Some of the direct consequences of migration are urbanization as a result of internal migration and an aging population, which if not mitigated can pose a substantial threat to Armenia’s security. The Statistical Service of Armenia estimates that about 36.3 percent (1,079,400) of Armenia’s population live in Yerevan. An overcrowded capital and highly centralized economy in almost every sector have been identified as major economic and social challenges for Armenia in recent years. But Ghazaryan noted that urbanization is a global trend, which intensified with the first Industrial Revolution and continues until now when the world is experiencing already the Fourth Industrial Revolution.
A glance back at Armenia’s demographic patterns shows that the level of urbanization in Armenia was already quite high during the Soviet period and has only escalated since independence. The increase in urbanization stems mainly from a combination of inconsistencies in the labor market and a rural-urban division in access to education and living conditions, which results in the depopulation of border villages. The new government program for territorial development is aimed at creating the environment for Armenia’s equitable and more sustainable development that is not just centralized in the capital but all across the country.
In 2013, people aged 60 and older comprised 14.4% of the Armenia’s total population. It is expected that the number will increase to 31.5% by 2050.
Ghazaryan agreed that aging is an extremely serious problem and emigration of economically and reproductively active people is among the factors contributing to its further expansion.

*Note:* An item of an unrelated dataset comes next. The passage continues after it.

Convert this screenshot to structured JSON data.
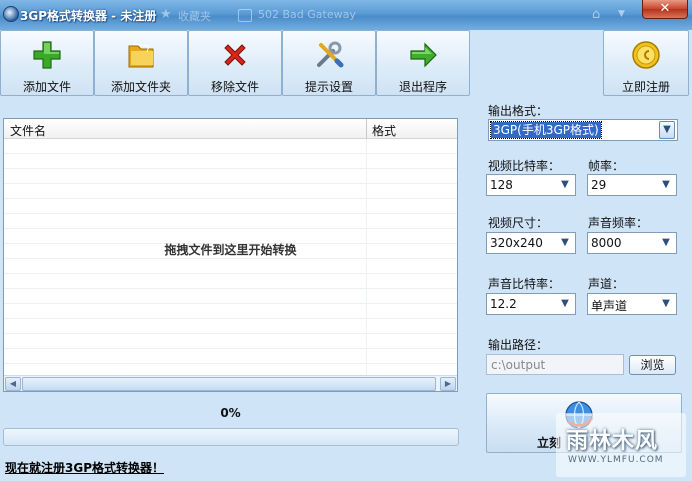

According to the United Nations Population Fund (UNFPA) analysis, as of 2013, people aged 60 and older comprised 14.4 percent of the Armenia’s total population, and it is expected that the number will increase to 31.5 percent by 2050. Such a growing share of elderly people in the population structure implies a significant additional burden for the state, which is already happening in most European states. “Sixty-three is the age for pension leave in Armenia, which means that by 2050 Armenia’s pension system will be under significant pressure, which in turn means that Armenia’s economic system will be pressured,” claimed Ghazaryan. “This was one of the major reasons why the government decided to continue the implementation of the mandatory pension system and establish the basis for smoother transformation.”
Coupled with an aging population is low fertility rates. As of 2016, the fertility rate in Armenia was 1.6, which is well below the 2.1 rate that is needed for the reproduction of any society. According to Ghazaryan, the low fertility rate can be explained by issues in the healthcare system, and the Ministry has already started implementing projects aimed at decreasing child mortality rates as well as increasing the quality of infant care. But the second and an even more pressing issue is sex-selective abortions; Armenia has the third highest rate of abortion of female fetuses in the world, after China and Azerbaijan. Approximately 115 boys are born for every 100 girls.
The youth of the 21st century is more mobile, which is driven by the push factors in the country of origin, such as shrinking job opportunities, poor healthcare system, and pull factors in the country of destination, such as opportunities for career development, competitive wages. “Youth mobility is inevitable but if we have attractive pull factors inside the country, it will turn that mobility into a circular migration,” explained Ghazaryan.